• _WORK INSTRUCTIONS_:
For each line below that includes the word "minimize", make a copy.
++++++
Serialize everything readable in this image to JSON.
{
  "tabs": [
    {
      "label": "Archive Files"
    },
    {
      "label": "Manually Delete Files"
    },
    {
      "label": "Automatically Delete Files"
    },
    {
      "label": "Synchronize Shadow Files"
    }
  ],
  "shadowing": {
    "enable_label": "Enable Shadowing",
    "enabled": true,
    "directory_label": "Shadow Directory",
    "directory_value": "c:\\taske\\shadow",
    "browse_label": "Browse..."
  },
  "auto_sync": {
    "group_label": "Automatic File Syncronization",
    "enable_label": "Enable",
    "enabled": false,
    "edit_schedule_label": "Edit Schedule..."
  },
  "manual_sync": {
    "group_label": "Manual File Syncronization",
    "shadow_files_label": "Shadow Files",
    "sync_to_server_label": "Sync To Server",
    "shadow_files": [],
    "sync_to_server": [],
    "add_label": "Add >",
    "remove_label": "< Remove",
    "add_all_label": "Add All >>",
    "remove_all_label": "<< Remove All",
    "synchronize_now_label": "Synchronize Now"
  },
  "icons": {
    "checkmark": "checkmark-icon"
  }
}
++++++
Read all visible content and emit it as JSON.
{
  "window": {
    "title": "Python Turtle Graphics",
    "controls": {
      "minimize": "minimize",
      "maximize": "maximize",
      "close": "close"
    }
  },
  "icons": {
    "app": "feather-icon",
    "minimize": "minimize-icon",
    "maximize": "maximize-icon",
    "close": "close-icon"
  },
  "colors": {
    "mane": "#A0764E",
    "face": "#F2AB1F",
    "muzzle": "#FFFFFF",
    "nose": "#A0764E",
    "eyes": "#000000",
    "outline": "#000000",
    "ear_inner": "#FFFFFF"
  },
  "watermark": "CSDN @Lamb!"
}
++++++
• _SOLUTION TO THE PROBLEM_:
      "minimize": "minimize",
    "minimize": "minimize-icon",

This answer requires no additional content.